Make it 17 years and counting that SMU won't be invited to March Madness.
With head coach Matt Doherty's rebuilding program on a pace that's as slow as refrigerated honey - or is it simply a treadmill? - is it time for a change?
SMU's latest losing season was buried last night in a disappointing 16-point loss to a Central Florida team that it whipped by 22 in Dallas in January. With the loss in the first round of the Conference USA Tournament, the Mustangs finished 14-18. After years with 10 and 9 wins I guess you could call it progress, but in Doherty's four years the Ponies are a lethargic 47-75, including 17-48 in the conference.
There was a four-game winning streak in January and a signature win over Memphis, but despite Doherty's arrival the Mustangs are no closer to being on college basketball's map. SMU hasn't had a winning season since 2003 and hasn't beaten a Top 5 team since the days of Jon Koncak in 1985. Moody Coliseum is an empty dump. Doherty recruits Africa better than Dallas. And the $13 million Crum Center practice facility is so far a wasted investment.
Doherty demanded a 7-year contract because of the breadth of the rebuilding project on the Hilltop, but does athletic director Steve Orsini have the patience to see it through? The quick transformation performed by football coach June Jones - a bowl game victory in only his second season - won't help Doherty's case.

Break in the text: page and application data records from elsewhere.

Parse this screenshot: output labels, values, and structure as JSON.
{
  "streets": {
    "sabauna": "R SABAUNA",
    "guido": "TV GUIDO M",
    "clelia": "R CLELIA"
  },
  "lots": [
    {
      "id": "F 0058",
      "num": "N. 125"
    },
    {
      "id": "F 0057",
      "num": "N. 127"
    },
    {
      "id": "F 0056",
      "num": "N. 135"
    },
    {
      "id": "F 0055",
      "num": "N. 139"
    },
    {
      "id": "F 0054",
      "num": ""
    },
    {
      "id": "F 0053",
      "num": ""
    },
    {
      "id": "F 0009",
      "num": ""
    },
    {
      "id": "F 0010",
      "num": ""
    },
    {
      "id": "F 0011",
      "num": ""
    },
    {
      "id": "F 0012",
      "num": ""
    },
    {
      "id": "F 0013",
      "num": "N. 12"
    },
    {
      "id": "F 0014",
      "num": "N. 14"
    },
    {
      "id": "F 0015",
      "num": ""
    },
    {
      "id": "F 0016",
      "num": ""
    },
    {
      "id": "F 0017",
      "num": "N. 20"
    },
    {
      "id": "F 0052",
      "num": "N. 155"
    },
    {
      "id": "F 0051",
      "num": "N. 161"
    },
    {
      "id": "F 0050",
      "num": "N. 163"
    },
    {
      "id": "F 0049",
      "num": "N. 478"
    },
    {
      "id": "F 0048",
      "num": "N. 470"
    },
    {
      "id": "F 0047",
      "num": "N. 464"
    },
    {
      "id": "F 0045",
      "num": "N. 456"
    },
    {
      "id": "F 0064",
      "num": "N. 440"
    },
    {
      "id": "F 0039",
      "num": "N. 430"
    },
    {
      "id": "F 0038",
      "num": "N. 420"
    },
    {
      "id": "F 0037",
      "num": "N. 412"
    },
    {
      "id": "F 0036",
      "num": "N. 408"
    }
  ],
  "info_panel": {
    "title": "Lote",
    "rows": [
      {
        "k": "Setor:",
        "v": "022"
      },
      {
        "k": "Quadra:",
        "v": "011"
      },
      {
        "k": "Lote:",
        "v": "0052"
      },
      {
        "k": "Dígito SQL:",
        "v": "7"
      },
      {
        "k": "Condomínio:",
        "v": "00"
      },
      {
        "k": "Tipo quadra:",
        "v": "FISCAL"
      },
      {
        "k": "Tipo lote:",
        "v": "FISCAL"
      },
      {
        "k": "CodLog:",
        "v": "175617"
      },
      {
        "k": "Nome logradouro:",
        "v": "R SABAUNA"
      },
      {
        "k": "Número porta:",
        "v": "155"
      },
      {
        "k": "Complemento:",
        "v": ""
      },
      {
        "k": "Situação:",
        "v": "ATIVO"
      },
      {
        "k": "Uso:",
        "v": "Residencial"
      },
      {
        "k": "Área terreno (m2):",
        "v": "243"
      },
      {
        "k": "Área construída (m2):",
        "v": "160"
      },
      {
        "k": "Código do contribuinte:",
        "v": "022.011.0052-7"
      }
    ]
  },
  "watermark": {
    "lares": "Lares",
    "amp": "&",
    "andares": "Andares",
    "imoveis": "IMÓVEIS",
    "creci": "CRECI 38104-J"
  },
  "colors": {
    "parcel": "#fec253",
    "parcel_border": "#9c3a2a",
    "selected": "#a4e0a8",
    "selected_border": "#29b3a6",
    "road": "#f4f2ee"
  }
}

Neither will the fact that a basketball coach with a similar track record is lurking nearby, sniffing around for a job.
After turning UT-El Paso and Texas A&M into tournament programs he had a famous flameout at Kentucky. But he has recently moved to Dallas, is an expert at recruiting the Metroplex and at this point would feel like a needed injection of something different to a program that seems to be going nowhere fast.
Get the This Week's Top Stories Newsletter
Every week we collect the latest news, music and arts stories — along with film and food reviews and the best things to do this week — so that you'll never miss Observer's biggest stories.